Popham came from a Presbyterian family and was himself an elder in the church. He supported the Parliamentary cause and fought in the Parliamentary army with the rank of colonel; he had a garrison stationed at Littlecote House. Despite his Presbyterianism, his sympathies lay with the Army during the Second Civil War, so he survived Pride's Purge in late 1648 and – after the execution of Charles I and the founding of the Commonwealth – he served on the Council of State.[1]

In 1654, he was elected MP for Bath again in the First Protectorate Parliament.

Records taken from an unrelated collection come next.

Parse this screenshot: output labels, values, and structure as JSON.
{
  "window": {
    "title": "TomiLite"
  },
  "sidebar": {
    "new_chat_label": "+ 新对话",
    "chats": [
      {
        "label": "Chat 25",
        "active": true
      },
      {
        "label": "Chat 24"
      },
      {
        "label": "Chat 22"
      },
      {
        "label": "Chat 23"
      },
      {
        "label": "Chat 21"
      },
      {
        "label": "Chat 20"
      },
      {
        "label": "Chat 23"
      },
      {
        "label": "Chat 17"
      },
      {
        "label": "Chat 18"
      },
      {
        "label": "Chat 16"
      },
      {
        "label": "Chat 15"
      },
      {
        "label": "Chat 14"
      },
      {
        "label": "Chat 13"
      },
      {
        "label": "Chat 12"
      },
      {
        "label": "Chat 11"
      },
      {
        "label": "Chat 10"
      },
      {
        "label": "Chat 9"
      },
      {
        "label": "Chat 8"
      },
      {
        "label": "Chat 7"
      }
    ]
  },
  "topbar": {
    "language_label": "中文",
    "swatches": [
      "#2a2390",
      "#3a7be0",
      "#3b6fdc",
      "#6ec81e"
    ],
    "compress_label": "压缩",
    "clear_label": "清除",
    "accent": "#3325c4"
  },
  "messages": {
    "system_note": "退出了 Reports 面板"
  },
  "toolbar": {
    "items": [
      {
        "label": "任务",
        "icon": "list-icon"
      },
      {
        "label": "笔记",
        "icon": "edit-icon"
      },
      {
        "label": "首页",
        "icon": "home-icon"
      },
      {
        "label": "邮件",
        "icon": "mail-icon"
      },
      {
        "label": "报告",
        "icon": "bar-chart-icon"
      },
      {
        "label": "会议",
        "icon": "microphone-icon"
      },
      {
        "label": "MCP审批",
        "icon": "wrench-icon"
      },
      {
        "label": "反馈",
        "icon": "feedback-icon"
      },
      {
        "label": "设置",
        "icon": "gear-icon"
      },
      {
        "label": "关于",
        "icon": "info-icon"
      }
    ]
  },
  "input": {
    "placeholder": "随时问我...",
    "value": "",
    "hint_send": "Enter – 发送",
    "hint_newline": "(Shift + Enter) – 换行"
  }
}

He was elected MP for Wiltshire in the Second Protectorate Parliament and for Minehead in the Third Protectorate Parliament. He did not support the Protectorate and although he sat in the Protectorate parliaments he refused to take his seat in Cromwell's Other House (1657–1658).[1]


In April 1660, he was elected MP for Bath again in the Convention Parliament. After the restoration of the monarchy, he made his peace with Charles II and entertained him to a "costlie dinner" at Littlecote. He was re-elected MP for Bath in 1661 to the Cavalier Parliament.[1]

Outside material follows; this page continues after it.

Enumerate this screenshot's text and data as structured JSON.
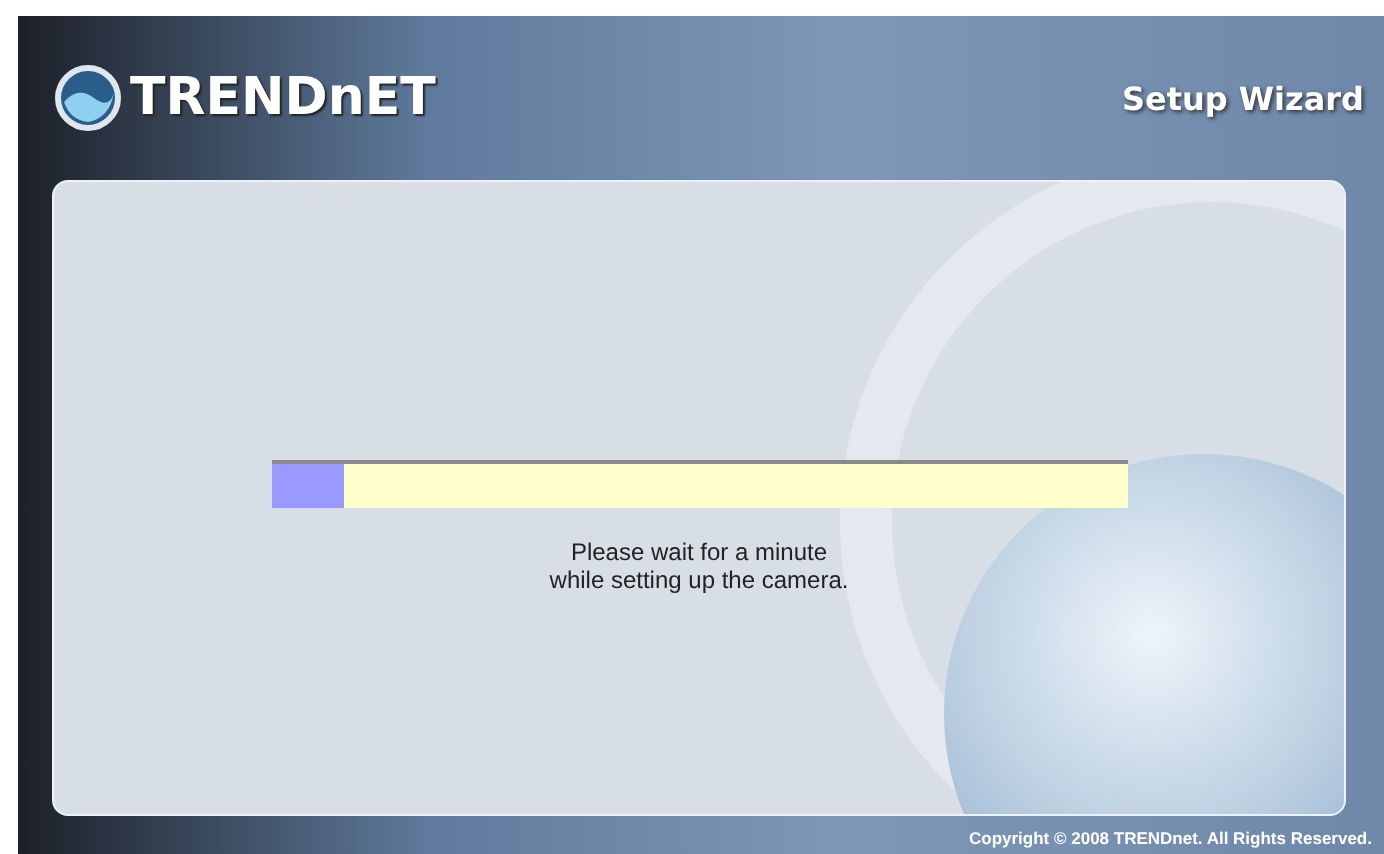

Littlecote House, Wiltshire, the seat of the Popham family

Popham inherited from his father in 1644, his older brother John (also an MP) having died in 1637.[3]

Popham married first Dorothy Cole (died 1643) and second Letitia Carre, daughter of William Carre of Ferniehurst, Scotland, half brother to Robert Carre, favourite of King James I. By his second wife, he had eight children, of whom six, three sons and three daughters, survived into adulthood:

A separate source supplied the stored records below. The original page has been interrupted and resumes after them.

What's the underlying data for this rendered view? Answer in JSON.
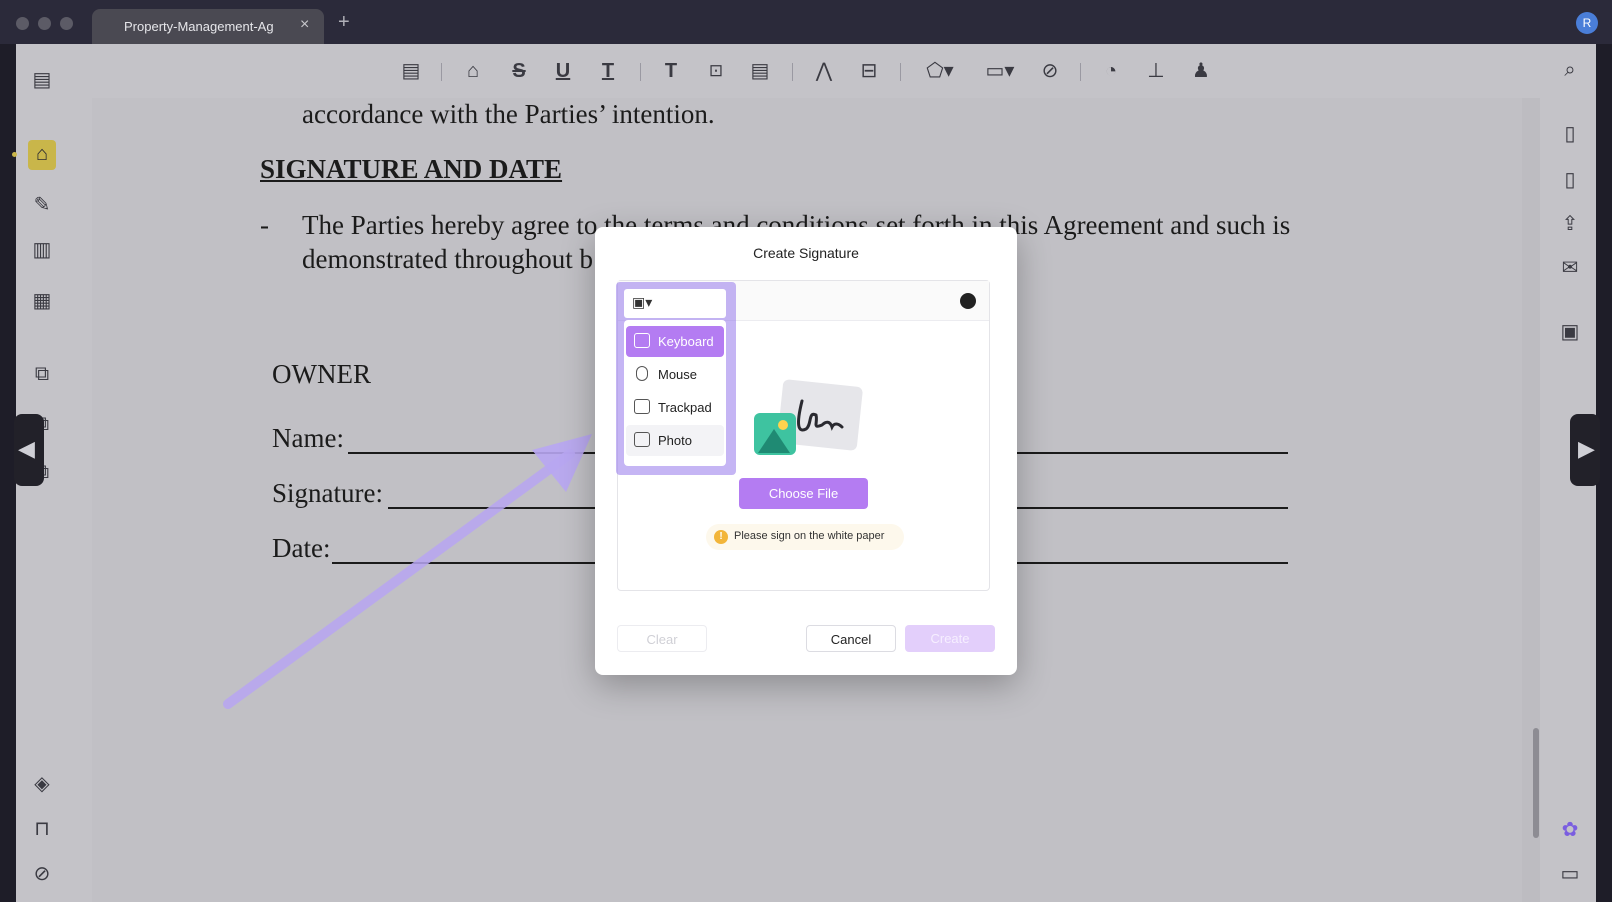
{
  "window": {
    "tab_title": "Property-Management-Ag",
    "tab_close": "×",
    "tab_add": "+",
    "avatar_initial": "R"
  },
  "document": {
    "line_intention": "accordance with the Parties’ intention.",
    "heading": "SIGNATURE AND DATE",
    "bullet": "-",
    "agree_line1": "The Parties hereby agree to the terms and conditions set forth in this Agreement and such is",
    "agree_line2": "demonstrated throughout b",
    "owner": "OWNER",
    "name_label": "Name:",
    "signature_label": "Signature:",
    "date_label": "Date:"
  },
  "dialog": {
    "title": "Create Signature",
    "choose_file": "Choose File",
    "hint": "Please sign on the white paper",
    "hint_icon": "!",
    "clear": "Clear",
    "cancel": "Cancel",
    "create": "Create"
  },
  "input_menu": {
    "selected_icon": "photo-icon",
    "items": [
      {
        "label": "Keyboard",
        "icon": "keyboard-icon"
      },
      {
        "label": "Mouse",
        "icon": "mouse-icon"
      },
      {
        "label": "Trackpad",
        "icon": "trackpad-icon"
      },
      {
        "label": "Photo",
        "icon": "photo-icon"
      }
    ]
  },
  "colors": {
    "accent": "#b47cf2",
    "accent_disabled": "#e3cffb",
    "arrow": "#b8a6f2"
  }
}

Deaf nephewEdit

This Alexander Popham is not to be confused with his nephew Alexander Popham, son of Alexander's brother Edward Popham, who was born deaf and was taught to speak by two scientists, John Wallis and William Holder. He is considered to be one of the earliest cases of a born deaf person learning to talk.[4]


  1. ^ a b c d e Helms, M. W.; Cassidy, Irene. "POPHAM, Alexander (c.1605-69), of Houndstreet, Som. and Littlecote, Wilts". History of Parliament Online. Archived from the original on 9 November 2012. Retrieved 21 February 2021.
  2. ^ Wroughton, John (2004). Stuart Bath: Life in the Forgotten City, 1603–1714. Wiltshire, England: The Lansdown Press. p. 45.
  3. ^ "POPHAM, John (1603-1637), of Houndstreet, Som., and Littlecote, Wilts". History of Parliament Online. Archived from the original on 4 September 2014. Retrieved 21 February 2021.
  4. ^ "Find could end 350-year science dispute". BBC News: Health. 26 July 2008. Retrieved 21 February 2021.

Further readingEdit

External linksEdit